School of Electronic Engineering and Computer Science

Ali Fahmi

Ali Fahmi has a Bachelor’s degree in Industrial Engineering and a Master’s in Management Engineering. He is now studying a PhD in Computer Science at Queen Mary and is a member of the Risk and Information Management Research Group.

Why did you choose to study for a PhD at Queen Mary?
A couple of years ago, I came across an alumnus of the School of Electronic Engineering and Computer Science (EECS) at Queen Mary presenting his PhD thesis. I searched EECS webpages and discovered many professional research groups and sophisticated researchers with high cited publications, which led me to find my current supervisor and finally apply for PhD.


What is your PhD topic?
I’m doing a PhD in Computer Science and I am working on an intelligent system for diagnosis and remote monitoring and control of chronic diseases using graphical probabilistic models called Bayesian networks. We collaborate with doctors and personally I’m paired to a medical research fellow to realize this interdisciplinary work.


How does your research group support your research?
I’m a member of the Risk and Information Management (RIM) group at EECS. My supervisors professionally support me through one-to-one and group meetings on a weekly basis.

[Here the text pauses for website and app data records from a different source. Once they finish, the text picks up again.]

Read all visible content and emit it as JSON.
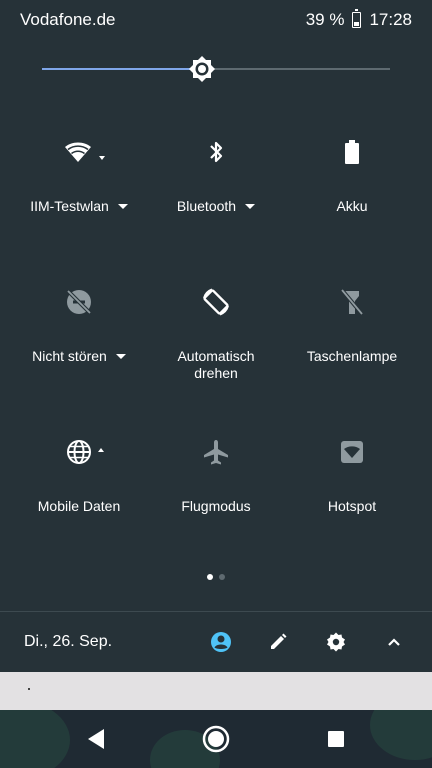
{
  "status_bar": {
    "carrier": "Vodafone.de",
    "battery_percent": "39 %",
    "battery_level": 0.39,
    "time": "17:28"
  },
  "brightness": {
    "level": 0.46
  },
  "tiles": [
    {
      "label": "IIM-Testwlan",
      "icon": "wifi-icon",
      "has_dropdown": true,
      "active": true
    },
    {
      "label": "Bluetooth",
      "icon": "bluetooth-icon",
      "has_dropdown": true,
      "active": true
    },
    {
      "label": "Akku",
      "icon": "battery-icon",
      "has_dropdown": false,
      "active": true
    },
    {
      "label": "Nicht stören",
      "icon": "do-not-disturb-off-icon",
      "has_dropdown": true,
      "active": false
    },
    {
      "label": "Automatisch drehen",
      "icon": "auto-rotate-icon",
      "has_dropdown": false,
      "active": true
    },
    {
      "label": "Taschenlampe",
      "icon": "flashlight-off-icon",
      "has_dropdown": false,
      "active": false
    },
    {
      "label": "Mobile Daten",
      "icon": "globe-icon",
      "has_dropdown": false,
      "active": true
    },
    {
      "label": "Flugmodus",
      "icon": "airplane-icon",
      "has_dropdown": false,
      "active": false
    },
    {
      "label": "Hotspot",
      "icon": "hotspot-icon",
      "has_dropdown": false,
      "active": false
    }
  ],
  "pager": {
    "pages": 2,
    "current": 1
  },
  "footer": {
    "date": "Di., 26. Sep.",
    "icons": [
      "user-icon",
      "edit-icon",
      "settings-icon",
      "collapse-icon"
    ]
  },
  "colors": {
    "panel_bg": "#263238",
    "accent": "#7fa6e8",
    "user_icon": "#4fc3f7",
    "inactive_icon": "#8f9a9f"
  },
  "nav_bar": {
    "buttons": [
      "back-icon",
      "home-icon",
      "recents-icon"
    ]
  }
}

Other members of our group including academics and PhD students are actually helpful, supportive, and friendly.


What are the best things about the programme?
As a member of a cross-school project and working with researchers from different backgrounds, I am improving both my scientific abilities and cooperation skills.


How would you describe Queen Mary in terms of teaching excellence, innovation, academic and study facilities?
The academics of Queen Mary are literally excellent in teaching and doing research, and the university supplies all study facilities and up-to-date education systems.


What’s your favourite place on campus?
The main campus is located next to the Regent’s Canal with beautiful views, where people gather together and enjoy their time.


What’s the most interesting thing you’ve done on your programme so far?
Working on a real world problems along with computer scientists, medics and volunteer patients has made me feel confident that science can actually make life easier for people. Alongside my study, I attend various workshops presented by Queen Mary to improve our skills of interaction, communication, public engagement and so on.


How is studying for your PhD at Queen Mary preparing you for your future?
The opportunity of studying PhD at Queen Mary is not only providing me with research skills, but also is giving me the chance to expand my professional network, which will support my future career.